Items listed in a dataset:
= = = = = = =

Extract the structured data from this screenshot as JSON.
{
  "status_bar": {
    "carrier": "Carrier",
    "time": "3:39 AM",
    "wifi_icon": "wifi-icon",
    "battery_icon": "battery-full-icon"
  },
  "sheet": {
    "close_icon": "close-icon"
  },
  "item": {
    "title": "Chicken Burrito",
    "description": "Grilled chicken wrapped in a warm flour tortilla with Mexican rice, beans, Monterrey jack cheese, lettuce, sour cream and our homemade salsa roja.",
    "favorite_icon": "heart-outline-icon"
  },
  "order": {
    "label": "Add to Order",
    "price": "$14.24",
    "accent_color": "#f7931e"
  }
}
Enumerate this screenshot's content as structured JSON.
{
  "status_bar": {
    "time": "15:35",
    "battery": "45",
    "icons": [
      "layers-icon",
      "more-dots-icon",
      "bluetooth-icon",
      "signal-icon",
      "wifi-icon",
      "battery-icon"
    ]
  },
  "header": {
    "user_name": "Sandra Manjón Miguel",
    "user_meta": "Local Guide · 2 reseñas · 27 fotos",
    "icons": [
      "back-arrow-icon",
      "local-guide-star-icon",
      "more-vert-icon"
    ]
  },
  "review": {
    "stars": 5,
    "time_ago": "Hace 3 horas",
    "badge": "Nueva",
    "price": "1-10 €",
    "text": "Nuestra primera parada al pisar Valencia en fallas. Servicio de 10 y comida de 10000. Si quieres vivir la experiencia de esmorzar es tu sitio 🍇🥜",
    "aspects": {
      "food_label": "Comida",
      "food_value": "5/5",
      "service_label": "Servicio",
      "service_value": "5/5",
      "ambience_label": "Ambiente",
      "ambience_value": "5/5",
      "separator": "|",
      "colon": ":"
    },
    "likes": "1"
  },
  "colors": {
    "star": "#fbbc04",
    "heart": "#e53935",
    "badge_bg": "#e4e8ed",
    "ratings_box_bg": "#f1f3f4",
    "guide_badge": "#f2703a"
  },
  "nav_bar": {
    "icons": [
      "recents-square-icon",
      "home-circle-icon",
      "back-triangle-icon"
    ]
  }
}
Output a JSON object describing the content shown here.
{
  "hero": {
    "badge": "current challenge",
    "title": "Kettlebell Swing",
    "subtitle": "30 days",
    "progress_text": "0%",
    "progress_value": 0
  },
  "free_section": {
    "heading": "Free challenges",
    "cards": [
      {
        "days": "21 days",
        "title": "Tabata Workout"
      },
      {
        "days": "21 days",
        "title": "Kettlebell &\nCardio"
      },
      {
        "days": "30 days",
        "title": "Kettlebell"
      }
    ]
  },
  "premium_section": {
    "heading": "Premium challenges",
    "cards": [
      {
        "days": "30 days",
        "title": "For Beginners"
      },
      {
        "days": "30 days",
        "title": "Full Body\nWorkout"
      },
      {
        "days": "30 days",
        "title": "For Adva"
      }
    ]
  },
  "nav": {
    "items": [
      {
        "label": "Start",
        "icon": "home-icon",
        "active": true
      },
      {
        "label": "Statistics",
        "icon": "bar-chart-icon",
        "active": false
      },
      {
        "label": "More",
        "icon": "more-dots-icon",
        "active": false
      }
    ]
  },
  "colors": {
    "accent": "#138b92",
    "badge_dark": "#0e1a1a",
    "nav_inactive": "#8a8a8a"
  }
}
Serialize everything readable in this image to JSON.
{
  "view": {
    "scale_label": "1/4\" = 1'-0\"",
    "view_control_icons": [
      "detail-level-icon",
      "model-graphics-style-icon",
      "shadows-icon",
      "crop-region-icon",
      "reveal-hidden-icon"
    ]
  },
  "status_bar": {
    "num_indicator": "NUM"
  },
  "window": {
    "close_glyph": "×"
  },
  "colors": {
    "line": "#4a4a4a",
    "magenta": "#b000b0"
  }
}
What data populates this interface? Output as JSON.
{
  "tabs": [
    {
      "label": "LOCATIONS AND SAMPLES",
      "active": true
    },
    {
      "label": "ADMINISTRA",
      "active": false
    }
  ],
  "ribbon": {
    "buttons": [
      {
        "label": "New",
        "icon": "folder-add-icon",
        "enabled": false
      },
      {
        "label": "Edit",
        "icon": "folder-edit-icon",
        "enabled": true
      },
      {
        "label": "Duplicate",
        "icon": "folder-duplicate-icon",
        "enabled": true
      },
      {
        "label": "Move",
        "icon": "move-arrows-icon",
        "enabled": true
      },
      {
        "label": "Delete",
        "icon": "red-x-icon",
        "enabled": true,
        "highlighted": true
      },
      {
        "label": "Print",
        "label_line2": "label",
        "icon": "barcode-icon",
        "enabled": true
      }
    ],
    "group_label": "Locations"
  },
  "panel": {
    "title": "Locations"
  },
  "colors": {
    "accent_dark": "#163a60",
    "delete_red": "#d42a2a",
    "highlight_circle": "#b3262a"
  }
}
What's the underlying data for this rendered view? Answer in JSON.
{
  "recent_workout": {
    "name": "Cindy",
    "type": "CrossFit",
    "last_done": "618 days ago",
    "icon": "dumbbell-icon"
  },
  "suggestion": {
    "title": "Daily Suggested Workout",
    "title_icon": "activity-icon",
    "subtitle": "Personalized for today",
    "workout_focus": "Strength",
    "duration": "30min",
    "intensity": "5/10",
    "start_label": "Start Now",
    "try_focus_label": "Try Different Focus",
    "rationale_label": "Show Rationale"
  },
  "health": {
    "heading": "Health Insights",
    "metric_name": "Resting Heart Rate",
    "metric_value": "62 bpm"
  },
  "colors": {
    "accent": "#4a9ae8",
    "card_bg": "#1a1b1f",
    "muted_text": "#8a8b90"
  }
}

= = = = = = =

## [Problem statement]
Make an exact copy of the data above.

## [Answer space]
Extract the structured data from this screenshot as JSON.
{
  "status_bar": {
    "carrier": "Carrier",
    "time": "3:39 AM",
    "wifi_icon": "wifi-icon",
    "battery_icon": "battery-full-icon"
  },
  "sheet": {
    "close_icon": "close-icon"
  },
  "item": {
    "title": "Chicken Burrito",
    "description": "Grilled chicken wrapped in a warm flour tortilla with Mexican rice, beans, Monterrey jack cheese, lettuce, sour cream and our homemade salsa roja.",
    "favorite_icon": "heart-outline-icon"
  },
  "order": {
    "label": "Add to Order",
    "price": "$14.24",
    "accent_color": "#f7931e"
  }
}
Enumerate this screenshot's content as structured JSON.
{
  "status_bar": {
    "time": "15:35",
    "battery": "45",
    "icons": [
      "layers-icon",
      "more-dots-icon",
      "bluetooth-icon",
      "signal-icon",
      "wifi-icon",
      "battery-icon"
    ]
  },
  "header": {
    "user_name": "Sandra Manjón Miguel",
    "user_meta": "Local Guide · 2 reseñas · 27 fotos",
    "icons": [
      "back-arrow-icon",
      "local-guide-star-icon",
      "more-vert-icon"
    ]
  },
  "review": {
    "stars": 5,
    "time_ago": "Hace 3 horas",
    "badge": "Nueva",
    "price": "1-10 €",
    "text": "Nuestra primera parada al pisar Valencia en fallas. Servicio de 10 y comida de 10000. Si quieres vivir la experiencia de esmorzar es tu sitio 🍇🥜",
    "aspects": {
      "food_label": "Comida",
      "food_value": "5/5",
      "service_label": "Servicio",
      "service_value": "5/5",
      "ambience_label": "Ambiente",
      "ambience_value": "5/5",
      "separator": "|",
      "colon": ":"
    },
    "likes": "1"
  },
  "colors": {
    "star": "#fbbc04",
    "heart": "#e53935",
    "badge_bg": "#e4e8ed",
    "ratings_box_bg": "#f1f3f4",
    "guide_badge": "#f2703a"
  },
  "nav_bar": {
    "icons": [
      "recents-square-icon",
      "home-circle-icon",
      "back-triangle-icon"
    ]
  }
}
Output a JSON object describing the content shown here.
{
  "hero": {
    "badge": "current challenge",
    "title": "Kettlebell Swing",
    "subtitle": "30 days",
    "progress_text": "0%",
    "progress_value": 0
  },
  "free_section": {
    "heading": "Free challenges",
    "cards": [
      {
        "days": "21 days",
        "title": "Tabata Workout"
      },
      {
        "days": "21 days",
        "title": "Kettlebell &\nCardio"
      },
      {
        "days": "30 days",
        "title": "Kettlebell"
      }
    ]
  },
  "premium_section": {
    "heading": "Premium challenges",
    "cards": [
      {
        "days": "30 days",
        "title": "For Beginners"
      },
      {
        "days": "30 days",
        "title": "Full Body\nWorkout"
      },
      {
        "days": "30 days",
        "title": "For Adva"
      }
    ]
  },
  "nav": {
    "items": [
      {
        "label": "Start",
        "icon": "home-icon",
        "active": true
      },
      {
        "label": "Statistics",
        "icon": "bar-chart-icon",
        "active": false
      },
      {
        "label": "More",
        "icon": "more-dots-icon",
        "active": false
      }
    ]
  },
  "colors": {
    "accent": "#138b92",
    "badge_dark": "#0e1a1a",
    "nav_inactive": "#8a8a8a"
  }
}
Serialize everything readable in this image to JSON.
{
  "view": {
    "scale_label": "1/4\" = 1'-0\"",
    "view_control_icons": [
      "detail-level-icon",
      "model-graphics-style-icon",
      "shadows-icon",
      "crop-region-icon",
      "reveal-hidden-icon"
    ]
  },
  "status_bar": {
    "num_indicator": "NUM"
  },
  "window": {
    "close_glyph": "×"
  },
  "colors": {
    "line": "#4a4a4a",
    "magenta": "#b000b0"
  }
}
What data populates this interface? Output as JSON.
{
  "tabs": [
    {
      "label": "LOCATIONS AND SAMPLES",
      "active": true
    },
    {
      "label": "ADMINISTRA",
      "active": false
    }
  ],
  "ribbon": {
    "buttons": [
      {
        "label": "New",
        "icon": "folder-add-icon",
        "enabled": false
      },
      {
        "label": "Edit",
        "icon": "folder-edit-icon",
        "enabled": true
      },
      {
        "label": "Duplicate",
        "icon": "folder-duplicate-icon",
        "enabled": true
      },
      {
        "label": "Move",
        "icon": "move-arrows-icon",
        "enabled": true
      },
      {
        "label": "Delete",
        "icon": "red-x-icon",
        "enabled": true,
        "highlighted": true
      },
      {
        "label": "Print",
        "label_line2": "label",
        "icon": "barcode-icon",
        "enabled": true
      }
    ],
    "group_label": "Locations"
  },
  "panel": {
    "title": "Locations"
  },
  "colors": {
    "accent_dark": "#163a60",
    "delete_red": "#d42a2a",
    "highlight_circle": "#b3262a"
  }
}
What's the underlying data for this rendered view? Answer in JSON.
{
  "recent_workout": {
    "name": "Cindy",
    "type": "CrossFit",
    "last_done": "618 days ago",
    "icon": "dumbbell-icon"
  },
  "suggestion": {
    "title": "Daily Suggested Workout",
    "title_icon": "activity-icon",
    "subtitle": "Personalized for today",
    "workout_focus": "Strength",
    "duration": "30min",
    "intensity": "5/10",
    "start_label": "Start Now",
    "try_focus_label": "Try Different Focus",
    "rationale_label": "Show Rationale"
  },
  "health": {
    "heading": "Health Insights",
    "metric_name": "Resting Heart Rate",
    "metric_value": "62 bpm"
  },
  "colors": {
    "accent": "#4a9ae8",
    "card_bg": "#1a1b1f",
    "muted_text": "#8a8b90"
  }
}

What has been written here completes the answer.